Willow Oak, Quercus phellos, is a distinguished deciduous tree valued for its slender, willow-like leaves and robust growth. It’s a popular choice in both urban and natural landscapes for its aesthetic appeal and environmental benefits.
Physical Characteristics: The Willow Oak tree typically grows 40-60 feet tall (12-18 m) with a spread of about 30-40 feet (9-12 m). It features a straight, tall trunk and a rounded, spreading canopy. The bark is smooth on young trees, becoming ridged and furrowed with age. Its leaves are unique among oaks – long, narrow, and resembling those of a willow, hence the name.
Growth and Habitat: The Willow Oak tree is native to the south-central and eastern United States. It prefers full sun and moist, well-drained soils. It’s adaptable to various conditions, including both wet and moderately dry sites, and tolerates urban pollution and compacted soils.
Foliage and Acorns: The leaves turn a beautiful yellow to russet in the fall before shedding. Spring brings inconspicuous yellow-green flowers, followed by small, rounded acorns in the fall. These acorns are an important food source for wildlife, including birds and mammals.
Uses and Landscaping: Landscapers widely plant Willow Oak trees as street trees and in parks for their shade and beauty. People also use them in riparian plantings for erosion control. While their wood may not be as commercially valuable as some other oaks, it finds use in timber and woodworking.

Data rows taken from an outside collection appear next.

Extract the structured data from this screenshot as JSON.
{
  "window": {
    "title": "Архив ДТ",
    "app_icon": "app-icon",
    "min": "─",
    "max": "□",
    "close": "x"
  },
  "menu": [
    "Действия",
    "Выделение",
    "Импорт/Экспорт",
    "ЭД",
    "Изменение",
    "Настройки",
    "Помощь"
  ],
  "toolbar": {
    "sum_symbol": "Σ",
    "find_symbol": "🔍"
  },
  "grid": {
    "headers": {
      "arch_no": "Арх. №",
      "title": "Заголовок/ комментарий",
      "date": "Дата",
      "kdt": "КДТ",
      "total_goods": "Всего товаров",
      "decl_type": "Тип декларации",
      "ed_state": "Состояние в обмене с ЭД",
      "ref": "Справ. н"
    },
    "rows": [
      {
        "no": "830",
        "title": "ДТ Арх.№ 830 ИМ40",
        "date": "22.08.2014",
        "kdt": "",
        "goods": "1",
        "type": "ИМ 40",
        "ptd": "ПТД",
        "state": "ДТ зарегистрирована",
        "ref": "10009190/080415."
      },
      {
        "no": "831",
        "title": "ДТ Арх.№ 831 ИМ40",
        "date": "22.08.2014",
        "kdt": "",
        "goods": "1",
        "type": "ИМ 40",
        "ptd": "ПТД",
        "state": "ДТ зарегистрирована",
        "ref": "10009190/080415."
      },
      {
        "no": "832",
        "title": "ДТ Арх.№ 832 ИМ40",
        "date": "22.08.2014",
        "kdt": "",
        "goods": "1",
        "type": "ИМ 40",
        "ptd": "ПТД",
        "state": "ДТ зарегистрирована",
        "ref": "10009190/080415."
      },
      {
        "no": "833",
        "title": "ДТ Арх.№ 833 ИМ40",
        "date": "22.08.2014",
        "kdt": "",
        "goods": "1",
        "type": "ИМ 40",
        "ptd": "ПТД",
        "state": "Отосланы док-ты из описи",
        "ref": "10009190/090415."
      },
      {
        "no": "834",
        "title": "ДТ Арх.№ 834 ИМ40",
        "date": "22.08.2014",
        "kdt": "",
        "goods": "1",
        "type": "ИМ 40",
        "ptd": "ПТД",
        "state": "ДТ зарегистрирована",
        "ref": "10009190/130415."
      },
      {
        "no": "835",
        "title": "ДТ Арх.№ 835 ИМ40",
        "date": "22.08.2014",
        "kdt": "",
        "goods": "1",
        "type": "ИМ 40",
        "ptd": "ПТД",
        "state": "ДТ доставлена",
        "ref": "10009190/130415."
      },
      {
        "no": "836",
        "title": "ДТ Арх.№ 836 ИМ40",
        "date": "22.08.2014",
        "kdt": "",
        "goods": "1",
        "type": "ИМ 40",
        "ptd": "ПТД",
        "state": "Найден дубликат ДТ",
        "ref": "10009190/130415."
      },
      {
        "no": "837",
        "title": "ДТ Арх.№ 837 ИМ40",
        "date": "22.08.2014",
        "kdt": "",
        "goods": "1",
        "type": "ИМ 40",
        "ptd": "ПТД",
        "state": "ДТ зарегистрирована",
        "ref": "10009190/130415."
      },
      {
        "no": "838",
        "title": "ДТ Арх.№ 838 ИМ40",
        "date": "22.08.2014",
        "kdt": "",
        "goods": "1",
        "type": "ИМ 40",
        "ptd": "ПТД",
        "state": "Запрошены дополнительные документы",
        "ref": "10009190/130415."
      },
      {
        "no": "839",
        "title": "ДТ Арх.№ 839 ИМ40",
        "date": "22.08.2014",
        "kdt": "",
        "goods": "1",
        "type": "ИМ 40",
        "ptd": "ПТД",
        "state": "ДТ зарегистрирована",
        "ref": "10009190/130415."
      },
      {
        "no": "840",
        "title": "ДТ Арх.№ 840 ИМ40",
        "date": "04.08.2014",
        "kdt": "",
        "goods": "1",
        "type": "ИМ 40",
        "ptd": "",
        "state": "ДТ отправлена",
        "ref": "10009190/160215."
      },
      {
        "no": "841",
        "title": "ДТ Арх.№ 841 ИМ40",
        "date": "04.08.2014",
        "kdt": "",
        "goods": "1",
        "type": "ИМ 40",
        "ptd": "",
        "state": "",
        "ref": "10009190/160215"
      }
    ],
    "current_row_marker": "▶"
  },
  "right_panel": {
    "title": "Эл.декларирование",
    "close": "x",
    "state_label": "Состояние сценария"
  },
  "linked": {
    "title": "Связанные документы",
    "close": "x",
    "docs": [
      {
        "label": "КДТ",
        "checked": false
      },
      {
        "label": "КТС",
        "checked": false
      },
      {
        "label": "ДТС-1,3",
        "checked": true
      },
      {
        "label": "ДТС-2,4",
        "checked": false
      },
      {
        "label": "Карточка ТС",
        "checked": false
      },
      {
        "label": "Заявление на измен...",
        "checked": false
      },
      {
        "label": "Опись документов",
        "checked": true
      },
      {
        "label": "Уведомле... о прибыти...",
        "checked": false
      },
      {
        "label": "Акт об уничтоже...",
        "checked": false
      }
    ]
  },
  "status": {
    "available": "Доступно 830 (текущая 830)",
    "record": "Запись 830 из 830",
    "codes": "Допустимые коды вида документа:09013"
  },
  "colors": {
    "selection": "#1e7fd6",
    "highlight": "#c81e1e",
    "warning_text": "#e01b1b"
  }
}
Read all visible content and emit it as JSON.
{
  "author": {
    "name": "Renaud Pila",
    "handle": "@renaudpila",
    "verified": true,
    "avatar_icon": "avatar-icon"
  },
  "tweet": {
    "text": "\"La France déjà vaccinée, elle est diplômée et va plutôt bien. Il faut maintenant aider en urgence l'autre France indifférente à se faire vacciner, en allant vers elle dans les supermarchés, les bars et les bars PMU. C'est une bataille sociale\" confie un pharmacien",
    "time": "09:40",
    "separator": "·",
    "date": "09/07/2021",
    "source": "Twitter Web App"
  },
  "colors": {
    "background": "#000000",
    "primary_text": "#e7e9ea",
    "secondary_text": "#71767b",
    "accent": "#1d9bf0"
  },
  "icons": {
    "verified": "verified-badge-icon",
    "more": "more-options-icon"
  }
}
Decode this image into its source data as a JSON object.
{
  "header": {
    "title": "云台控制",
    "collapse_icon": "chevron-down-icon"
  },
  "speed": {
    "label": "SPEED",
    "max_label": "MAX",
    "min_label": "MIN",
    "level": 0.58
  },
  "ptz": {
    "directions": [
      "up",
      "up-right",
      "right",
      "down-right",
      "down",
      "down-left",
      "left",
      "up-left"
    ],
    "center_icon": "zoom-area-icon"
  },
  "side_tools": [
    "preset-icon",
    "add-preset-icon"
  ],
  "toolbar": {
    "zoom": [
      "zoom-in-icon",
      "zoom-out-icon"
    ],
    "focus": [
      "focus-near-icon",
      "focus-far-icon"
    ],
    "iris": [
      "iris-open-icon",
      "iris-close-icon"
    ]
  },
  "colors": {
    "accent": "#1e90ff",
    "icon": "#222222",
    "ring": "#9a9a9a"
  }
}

Wildlife and Ecological Benefits: Oak trees support over 800 caterpillar species in the United States. They are host plants for over 500 species of butterflies. Birds and mammals, including deer and squirrels, consume the acorns.